Roy Hargrove never took the bus: He jumped directly onto the jazz rocket train engineered by Marsalis. At age twenty, two years out of Dallas’ arts magnet school, Booker T. Washington High School for the Visual and Performing Arts, he was signed by Novus Records. Ever since, he has been in the top tier of a new generation of jazz players—referred to in the press as the Young Lions—that includes saxophonist Joshua Redman, trumpeters Nicholas Payton and Ryan Kisor, pianists Brad Mehldau and Jacky Terrasson, drummers Brian Blade and Gregory Hutchinson, and bassist Christian McBride. While they are all talented, gifted in technique but still absorbing the jazz vocabulary, Hargrove in particular has demonstrated a competitive drive and a love of playing reminiscent of Hubbard or the late Roy Eldridge. Slight and cocky, with the alertness and coordination of a superflyweight boxer, he has shown major strengths as an improviser: an ability to transmit emotion, a fierce sense of swing, and an ear finely tuned to harmonic possibilities. His maturation as an artist may be blocked only by his early fame, which kept him from traveling the hard road that seasons sidemen, or by his tendency to lead his band through self-indulgent posturing that can shut out listeners.
Hargrove was born in Waco on October 16, 1969. His father, Roy Allan Hargrove, was an Air Force noncommissioned officer whose career forced him and his wife, Jacquelyn, to move often around the United States and Europe; so young Roy lived with relatives in Waco, Mart, and Groesbeck for most of the first eight years of his life. At the end of the senior Hargrove’s service, the reunited family moved to Oak Cliff. Roy’s father took a job as a sheet metal assembler for Texas Instruments, where he was employed until he died last July. His mother worked as a clerk and still does, at a dialysis center.

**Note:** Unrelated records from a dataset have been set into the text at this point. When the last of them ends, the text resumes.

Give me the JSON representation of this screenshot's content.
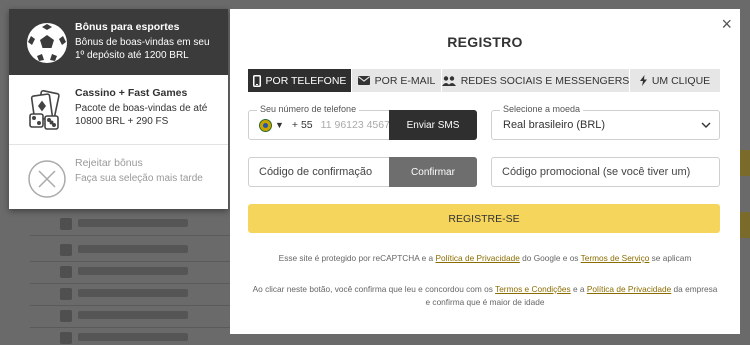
{
  "bonuses": [
    {
      "title": "Bônus para esportes",
      "line1": "Bônus de boas-vindas em seu",
      "line2": "1º depósito até 1200 BRL",
      "icon": "soccer-ball-icon"
    },
    {
      "title": "Cassino + Fast Games",
      "line1": "Pacote de boas-vindas de até",
      "line2": "10800 BRL + 290 FS",
      "icon": "casino-cards-dice-icon"
    },
    {
      "title": "Rejeitar bônus",
      "line1": "Faça sua seleção mais tarde",
      "line2": "",
      "icon": "reject-x-icon"
    }
  ],
  "modal": {
    "title": "REGISTRO",
    "close_label": "×",
    "tabs": [
      {
        "label": "POR TELEFONE",
        "icon": "phone-icon",
        "active": true
      },
      {
        "label": "POR E-MAIL",
        "icon": "envelope-icon",
        "active": false
      },
      {
        "label": "REDES SOCIAIS E MESSENGERS",
        "icon": "people-icon",
        "active": false
      },
      {
        "label": "UM CLIQUE",
        "icon": "lightning-icon",
        "active": false
      }
    ],
    "phone": {
      "legend": "Seu número de telefone",
      "code": "+ 55",
      "placeholder": "11 96123 4567",
      "sms_button": "Enviar SMS"
    },
    "currency": {
      "legend": "Selecione a moeda",
      "value": "Real brasileiro (BRL)"
    },
    "code": {
      "placeholder": "Código de confirmação",
      "confirm_button": "Confirmar"
    },
    "promo": {
      "placeholder": "Código promocional (se você tiver um)"
    },
    "register_button": "REGISTRE-SE",
    "recaptcha": {
      "before": "Esse site é protegido por reCAPTCHA e a ",
      "privacy_link": "Política de Privacidade",
      "middle": " do Google e os ",
      "terms_link": "Termos de Serviço",
      "after": " se aplicam"
    },
    "consent": {
      "before": "Ao clicar neste botão, você confirma que leu e concordou com os ",
      "terms_link": "Termos e Condições",
      "middle": " e a ",
      "privacy_link": "Política de Privacidade",
      "after": " da empresa e confirma que é maior de idade"
    }
  },
  "colors": {
    "accent": "#f6d55c",
    "dark": "#2f2f2f",
    "link": "#8a6d00"
  }
}
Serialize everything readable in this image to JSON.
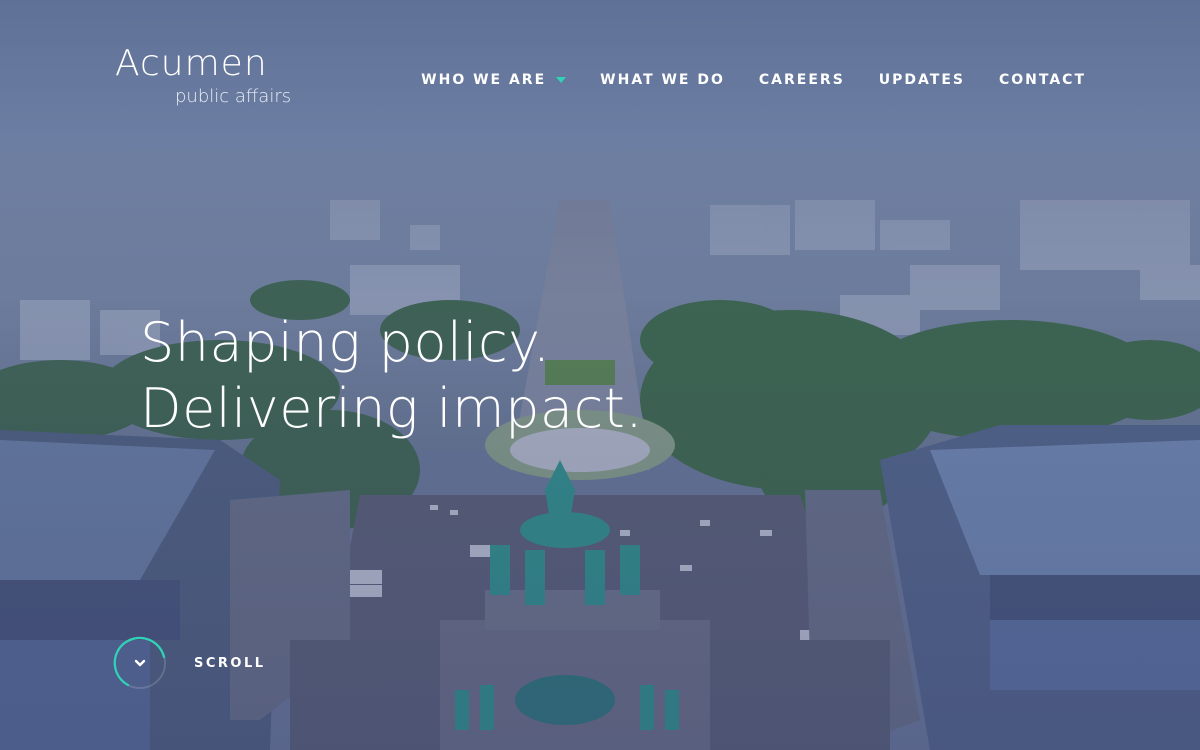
{
  "brand": {
    "name": "Acumen",
    "tagline": "public affairs"
  },
  "nav": {
    "items": [
      {
        "label": "WHO WE ARE",
        "has_dropdown": true
      },
      {
        "label": "WHAT WE DO",
        "has_dropdown": false
      },
      {
        "label": "CAREERS",
        "has_dropdown": false
      },
      {
        "label": "UPDATES",
        "has_dropdown": false
      },
      {
        "label": "CONTACT",
        "has_dropdown": false
      }
    ]
  },
  "hero": {
    "headline_line1": "Shaping policy.",
    "headline_line2": "Delivering impact.",
    "scroll_label": "SCROLL"
  },
  "colors": {
    "accent": "#2fd3b6",
    "text": "#ffffff",
    "overlay": "#46557d"
  },
  "icons": {
    "dropdown": "chevron-down-icon",
    "scroll": "chevron-down-icon"
  }
}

Encouraged by his dad, when he was nine Hargrove took up the cornet at William B. Miller Elementary School. The next year, as a fourth grader, he volunteered to play a solo intended for an older trumpeter who had taken ill. He amazed his music teacher and band director, Dean Hill, by executing it without a flaw. “He kept stepping out there,” Hill told the Dallas Morning News. “He was always one to keep digging and reaching for all he could. We knew we had something special.” “Special” is also how Hargrove describes Hill. “I came from a very special kind of atmosphere,” he told me recently over dinner in Los Angeles, “because Mr. Hill, a very special person, could teach the kids how to improvise. That’s how I learned—based on the blues.”
Both Hill and Hargrove moved on to Oliver Wendell